I'm blown away. Part of what has blown me away is my embrace of the interpretive scheme of the study guide, to be sure. It is most assuredly not a dispensationalist/rapturist/pro-Armageddon reading (unlike that of the current L3ft B3hind craze). It is a feminist (in the sense that we take note of the disturbing imagery regarding women, as well as how it has been used historically) and Reformed (in that it correctly uses scripture to interpret scripture, according to the best of our tradition). And it is environmentalist (in that it takes note of God's strong words for those who destroy the earth, and the role the earth/ river of life/ tree of life has in the restored New Jerusalem).

I sat there for a few minutes after I'd finished reading with my heart racing.

I think I've had a conversion experience.
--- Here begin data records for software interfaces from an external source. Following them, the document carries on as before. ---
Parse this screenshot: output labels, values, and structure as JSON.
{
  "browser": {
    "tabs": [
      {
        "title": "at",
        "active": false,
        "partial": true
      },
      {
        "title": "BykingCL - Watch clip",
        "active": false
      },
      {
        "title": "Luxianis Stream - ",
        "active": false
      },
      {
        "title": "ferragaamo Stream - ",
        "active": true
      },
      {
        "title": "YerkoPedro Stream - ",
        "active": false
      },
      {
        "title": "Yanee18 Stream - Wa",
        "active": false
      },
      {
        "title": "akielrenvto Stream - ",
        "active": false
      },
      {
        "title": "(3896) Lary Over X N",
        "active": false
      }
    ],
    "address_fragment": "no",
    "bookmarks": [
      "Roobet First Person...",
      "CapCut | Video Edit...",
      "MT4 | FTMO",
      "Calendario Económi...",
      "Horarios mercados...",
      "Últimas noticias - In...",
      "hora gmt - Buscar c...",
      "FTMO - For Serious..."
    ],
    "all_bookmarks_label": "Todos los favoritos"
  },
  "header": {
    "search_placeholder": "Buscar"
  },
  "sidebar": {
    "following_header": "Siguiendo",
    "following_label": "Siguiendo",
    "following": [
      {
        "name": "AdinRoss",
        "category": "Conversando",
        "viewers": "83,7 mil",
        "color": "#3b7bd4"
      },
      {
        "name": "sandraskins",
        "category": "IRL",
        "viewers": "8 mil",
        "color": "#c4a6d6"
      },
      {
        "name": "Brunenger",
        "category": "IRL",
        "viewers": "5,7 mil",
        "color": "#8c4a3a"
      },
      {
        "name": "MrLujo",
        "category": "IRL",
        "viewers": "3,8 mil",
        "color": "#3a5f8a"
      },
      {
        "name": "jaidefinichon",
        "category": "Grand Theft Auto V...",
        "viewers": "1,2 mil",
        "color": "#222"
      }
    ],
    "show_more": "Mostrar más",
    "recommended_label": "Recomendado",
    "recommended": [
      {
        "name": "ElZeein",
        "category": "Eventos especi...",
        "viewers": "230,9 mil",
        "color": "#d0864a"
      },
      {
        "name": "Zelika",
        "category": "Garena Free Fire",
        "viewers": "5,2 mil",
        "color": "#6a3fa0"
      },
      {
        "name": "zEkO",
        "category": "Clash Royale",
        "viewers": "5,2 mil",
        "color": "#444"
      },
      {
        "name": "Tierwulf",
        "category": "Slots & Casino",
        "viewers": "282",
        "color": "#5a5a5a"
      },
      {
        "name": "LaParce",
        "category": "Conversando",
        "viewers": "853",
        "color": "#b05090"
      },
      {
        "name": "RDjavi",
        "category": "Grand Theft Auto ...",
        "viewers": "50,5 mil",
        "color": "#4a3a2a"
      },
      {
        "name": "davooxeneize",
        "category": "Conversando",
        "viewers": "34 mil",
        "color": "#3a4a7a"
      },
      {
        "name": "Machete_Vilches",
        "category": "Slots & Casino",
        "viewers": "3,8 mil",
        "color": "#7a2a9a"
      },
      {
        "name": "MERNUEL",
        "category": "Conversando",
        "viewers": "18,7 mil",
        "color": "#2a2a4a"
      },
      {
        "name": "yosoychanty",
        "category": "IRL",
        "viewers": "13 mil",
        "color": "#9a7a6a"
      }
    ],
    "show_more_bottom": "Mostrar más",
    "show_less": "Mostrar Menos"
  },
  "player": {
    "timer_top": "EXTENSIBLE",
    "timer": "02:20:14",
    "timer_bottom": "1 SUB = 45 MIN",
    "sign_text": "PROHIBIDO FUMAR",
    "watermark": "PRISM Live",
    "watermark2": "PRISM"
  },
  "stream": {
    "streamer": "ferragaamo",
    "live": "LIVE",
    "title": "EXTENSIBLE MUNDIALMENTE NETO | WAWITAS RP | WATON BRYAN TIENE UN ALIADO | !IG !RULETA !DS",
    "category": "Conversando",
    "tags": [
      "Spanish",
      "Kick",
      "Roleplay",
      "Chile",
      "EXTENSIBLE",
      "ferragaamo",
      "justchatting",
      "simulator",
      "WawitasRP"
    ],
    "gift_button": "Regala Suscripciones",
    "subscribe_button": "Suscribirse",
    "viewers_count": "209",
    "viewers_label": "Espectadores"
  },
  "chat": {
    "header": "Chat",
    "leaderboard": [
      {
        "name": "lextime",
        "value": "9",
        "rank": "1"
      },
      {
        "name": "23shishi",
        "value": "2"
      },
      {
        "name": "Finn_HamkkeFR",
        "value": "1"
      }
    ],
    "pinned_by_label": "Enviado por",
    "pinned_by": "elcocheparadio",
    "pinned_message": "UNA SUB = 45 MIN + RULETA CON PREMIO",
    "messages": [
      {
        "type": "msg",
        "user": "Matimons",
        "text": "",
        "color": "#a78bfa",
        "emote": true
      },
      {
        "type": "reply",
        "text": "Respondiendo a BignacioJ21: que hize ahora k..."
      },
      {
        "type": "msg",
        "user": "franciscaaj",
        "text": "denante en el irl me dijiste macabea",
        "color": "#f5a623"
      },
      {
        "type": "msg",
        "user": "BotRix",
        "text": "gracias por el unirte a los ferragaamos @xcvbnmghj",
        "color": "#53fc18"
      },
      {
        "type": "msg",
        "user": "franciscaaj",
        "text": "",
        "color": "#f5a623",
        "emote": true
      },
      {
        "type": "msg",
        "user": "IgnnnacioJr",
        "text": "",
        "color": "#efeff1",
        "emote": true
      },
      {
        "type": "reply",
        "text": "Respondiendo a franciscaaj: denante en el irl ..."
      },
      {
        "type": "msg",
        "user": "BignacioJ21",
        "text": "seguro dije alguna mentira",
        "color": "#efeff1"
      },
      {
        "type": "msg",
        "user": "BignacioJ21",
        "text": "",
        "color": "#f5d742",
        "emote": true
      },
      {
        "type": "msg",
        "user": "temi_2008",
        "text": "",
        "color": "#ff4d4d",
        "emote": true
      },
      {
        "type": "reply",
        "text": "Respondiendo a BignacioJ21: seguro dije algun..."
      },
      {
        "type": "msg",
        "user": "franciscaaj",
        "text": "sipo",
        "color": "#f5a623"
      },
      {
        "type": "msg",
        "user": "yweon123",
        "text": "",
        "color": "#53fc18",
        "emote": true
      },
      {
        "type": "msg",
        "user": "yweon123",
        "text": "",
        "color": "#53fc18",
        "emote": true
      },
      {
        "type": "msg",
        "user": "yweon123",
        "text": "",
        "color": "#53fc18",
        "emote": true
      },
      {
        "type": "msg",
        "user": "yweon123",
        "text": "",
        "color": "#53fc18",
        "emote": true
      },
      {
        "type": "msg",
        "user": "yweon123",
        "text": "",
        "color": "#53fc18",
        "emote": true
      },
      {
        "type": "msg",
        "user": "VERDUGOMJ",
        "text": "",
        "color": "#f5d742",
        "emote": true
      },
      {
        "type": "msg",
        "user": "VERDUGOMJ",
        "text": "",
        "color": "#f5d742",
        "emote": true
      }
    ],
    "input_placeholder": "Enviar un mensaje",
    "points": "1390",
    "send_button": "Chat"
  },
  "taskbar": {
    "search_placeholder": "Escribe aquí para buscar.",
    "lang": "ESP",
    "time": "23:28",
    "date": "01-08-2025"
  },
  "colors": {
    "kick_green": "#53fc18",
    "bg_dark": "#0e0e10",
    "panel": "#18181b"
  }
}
I've been converted to loving this crazy, problematic book of which Luther said, "My spirit cannot fit itself into this book." I find, my spirit can. And I'm blown away.

It's a revelation.


Aric Clark said...

Revelations is awesome. It has my absolute favorite eschatological image of all time in the New Jerusalem where every tear is wiped away - poetry. It is full of irony - like the Lion of Judah who turns out to be a Lamb that was slain. The lion roars and it goes "baaaaaa"... Hilarious and profound!

I absolutely read it as a preterist/idealist though. It either refers in code to events having to do with the Roman Empire of the day, or it refers in symbolism to metaphorical realities of the church, but I am repulsed by dominionist/historicist readings which want to turn Jesus into a mass-murderer with laser beam eyes.

I return to the study of this book often. I hope you find it fruitful, and your congregation too.

LittleMary said...

you know when we studied together i read brian blount's work on revelation. it is a must, must, must read. you might not want to know that right now, but it is. and takes into account a lot of feminist work, integrating it and challenging it.

Karen said...

Sounds interesting. What study guide did you use? Thanks.

Cecilia said...

Aric, I think I'm pretty much where you are with it. Little Mary, this study referenced Blount at least a couple of times. Karen, it's the Presbyterian study put out by Horizons, the magazine of the Presbyterian Women. Here's the link.


gordbrown said...

The two books my first year New Testament seminary course does not touch are Hebrews and Revelation. Oddly enough the older gentleman at the Church I attend said the two books his seminary Greek (he studied in the Reformed tradition in Grand Rapids) could not help him with were Hebrews and Revelation.

Having said that, my appreciation for Revelations comes from Ralph Milton's Family Story Bible, which has a brief but beautiful bit on "I saw a new Jerusalem descend to earth." Pretty much what you need to know.

Wendy said...

Having been subject to a set of 1970s pre-L3ft B3hind movies when I was much too small (it's at church--it must be appropriate) I still have moments of panic in which I think I have, indeed, been "L3ft B3hind." Maybe it's time to give the book a new look with different eyes, though our Pastor has chosen to skip it in our "Getting to Know the Bible" class.

RuthAnn said...

One book which has helped me a lot - and which some of us are reading at our church (Lutheran), is The Rapture Exposed: The Message of Hope in the Book of Revelation by Barbara R. Rossing. I highly recommend it.

Jane R said...

William Stringfellow has some kick-ass writings on Revelation.